Alamos, Mendoza (Argentina) Malbec “Selección” 2007

(Imported by Alamos USA)

 

 

  $20

 

Though richly fruited, this wine’s pliant tannins enabled it to pair well with a dish that neither needs nor wants a more powerful, pungent partner.  One of the charms of Argentinean Malbec is its ability to deliver full flavor in an approachable manner.  That’s exactly what this wine does.  

 

 

 

Herding Cats, Western Cape (South Africa) Merlot/ Pinotage 2008

(Imported by Herding Cats USA)

 

 

 

 $20/ 3L

 

You can buy this wine (for about $8) in a regular 750 ml bottle, but we tried it from a three liter box – the sort of container that might be just the thing to open at a holiday open house party.  We found it smooth and silky, with plenty of fresh fruit flavor.  Sure it tasted simple, but it also tasted good, and it paired quite nicely with our cassoulet.

 

 

 

Maison Bouachon, Côtes-du-Rhône (France) “Les Rabassières” 2006

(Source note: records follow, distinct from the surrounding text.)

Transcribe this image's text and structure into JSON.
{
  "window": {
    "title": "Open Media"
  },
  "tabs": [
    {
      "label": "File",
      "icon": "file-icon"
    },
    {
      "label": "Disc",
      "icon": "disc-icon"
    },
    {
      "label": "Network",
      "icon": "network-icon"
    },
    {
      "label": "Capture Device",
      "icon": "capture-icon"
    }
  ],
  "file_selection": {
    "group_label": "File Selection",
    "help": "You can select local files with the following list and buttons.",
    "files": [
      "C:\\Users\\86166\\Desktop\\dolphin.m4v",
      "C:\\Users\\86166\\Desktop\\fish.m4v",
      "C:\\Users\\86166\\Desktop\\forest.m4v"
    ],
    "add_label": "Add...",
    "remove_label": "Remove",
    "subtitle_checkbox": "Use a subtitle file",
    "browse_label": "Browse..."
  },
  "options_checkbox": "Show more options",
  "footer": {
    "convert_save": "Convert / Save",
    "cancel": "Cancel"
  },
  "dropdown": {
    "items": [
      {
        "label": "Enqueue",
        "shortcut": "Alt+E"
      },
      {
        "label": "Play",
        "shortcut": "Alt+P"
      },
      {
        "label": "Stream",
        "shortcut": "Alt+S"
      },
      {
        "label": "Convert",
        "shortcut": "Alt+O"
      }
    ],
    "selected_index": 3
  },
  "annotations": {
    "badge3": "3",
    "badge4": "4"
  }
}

(Imported by SFW America)

 

 

  $15

 

Some Côtes-du-Rhône reds taste extremely earthy, fruit being a secondary flavor.  Not this one.  Leathery, peppery notes stay very much in the background, allowing bright red berry flavors to come to the fore.  That profile makes it less complex than some other Rhône wines, but it also is what allowed it to complement this particular dish so effectively.

 

 


 

 

Valley of the Moon, Sonoma County (California) Sangiovese 2007

 

 

 

 $16

 

 

As with all the wines we are recommending with this dish, pliant tannins and a supple texture made this Sangiovese shine.  Cassoulet is a comfort food, and this certainly is a comforting because comfortable wine.